To our readers: "Big Deals" columnist Michael Collins and his panelists at the ProSales 100 Conference's M&A session got so many questions that they didn't have time to answer all of them. So we've launched a new periodic column, "Ask Big Deals," in which Mike will begin by answering some of those questions. Do you have a query of your own for Mike? Write to him at [email protected].

Q: What happens when the company being sold has better benefits than the acquiring company has?

A: Given the competitive job market, most companies have stepped up to the plate and offer an attractive suite of health insurance, retirement plans, vacation, and other benefits.

That being said, the complexity of benefits programs guarantees that there will be some differences in total costs, coverage, and employee out-of-pocket contributions. When differences exist, the agreed-upon outcome typically will be a function of how fully integrated the companies will become post-transaction and whether they’ll be merged into a single entity.

If they’ll be fully combined, the acquired company’s employees will become employees of the buyer and will receive the identical benefits package. If the businesses will be kept distinct and separate, it’s possible the two different benefits packages can be maintained. Selling owners who feel strongly about a potential change in benefits to their employees may be able to negotiate a multiyear changeover from, for example, fully paid benefits to employees paying a portion of their costs.

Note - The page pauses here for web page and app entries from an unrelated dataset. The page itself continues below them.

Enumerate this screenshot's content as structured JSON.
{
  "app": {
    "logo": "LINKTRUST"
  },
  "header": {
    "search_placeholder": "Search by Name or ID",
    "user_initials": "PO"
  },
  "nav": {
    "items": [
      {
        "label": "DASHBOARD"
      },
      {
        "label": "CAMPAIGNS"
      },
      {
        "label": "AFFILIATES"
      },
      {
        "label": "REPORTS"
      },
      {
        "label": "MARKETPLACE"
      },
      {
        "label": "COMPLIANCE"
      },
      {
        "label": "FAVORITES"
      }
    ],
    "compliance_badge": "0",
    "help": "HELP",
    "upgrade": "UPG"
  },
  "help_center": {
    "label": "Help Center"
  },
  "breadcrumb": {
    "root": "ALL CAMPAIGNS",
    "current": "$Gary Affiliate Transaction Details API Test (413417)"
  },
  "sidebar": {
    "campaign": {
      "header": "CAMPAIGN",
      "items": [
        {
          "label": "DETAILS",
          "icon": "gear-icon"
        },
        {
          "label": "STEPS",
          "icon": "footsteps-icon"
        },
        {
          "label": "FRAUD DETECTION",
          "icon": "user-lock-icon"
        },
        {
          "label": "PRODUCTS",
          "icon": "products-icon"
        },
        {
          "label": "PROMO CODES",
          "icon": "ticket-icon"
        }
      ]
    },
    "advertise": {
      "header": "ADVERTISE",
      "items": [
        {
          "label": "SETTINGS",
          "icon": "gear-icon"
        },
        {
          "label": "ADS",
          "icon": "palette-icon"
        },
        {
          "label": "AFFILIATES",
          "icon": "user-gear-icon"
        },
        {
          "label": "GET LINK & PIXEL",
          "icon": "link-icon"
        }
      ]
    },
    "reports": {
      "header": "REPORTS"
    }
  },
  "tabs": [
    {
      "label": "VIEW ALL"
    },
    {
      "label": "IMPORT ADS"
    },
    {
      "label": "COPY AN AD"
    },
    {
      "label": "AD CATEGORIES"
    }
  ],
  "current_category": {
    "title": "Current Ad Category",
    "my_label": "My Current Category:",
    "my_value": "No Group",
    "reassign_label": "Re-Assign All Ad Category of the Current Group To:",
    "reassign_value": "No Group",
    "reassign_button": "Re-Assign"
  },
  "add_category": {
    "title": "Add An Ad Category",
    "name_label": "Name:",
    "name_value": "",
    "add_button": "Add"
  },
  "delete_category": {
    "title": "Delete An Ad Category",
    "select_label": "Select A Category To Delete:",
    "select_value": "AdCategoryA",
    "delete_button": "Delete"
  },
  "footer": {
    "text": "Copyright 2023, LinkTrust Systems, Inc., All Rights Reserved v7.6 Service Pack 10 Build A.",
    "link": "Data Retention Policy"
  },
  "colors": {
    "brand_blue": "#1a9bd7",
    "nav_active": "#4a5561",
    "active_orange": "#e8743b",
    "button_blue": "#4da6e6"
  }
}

As with any point of negotiation, the greater the buyer’s desire to own the particular business being acquired, the more likely the seller will be successful in negotiating such concessions.

Despite challenges like these, we can’t imagine a set of circumstances where benefits differentials alone would derail an otherwise attractive acquisition.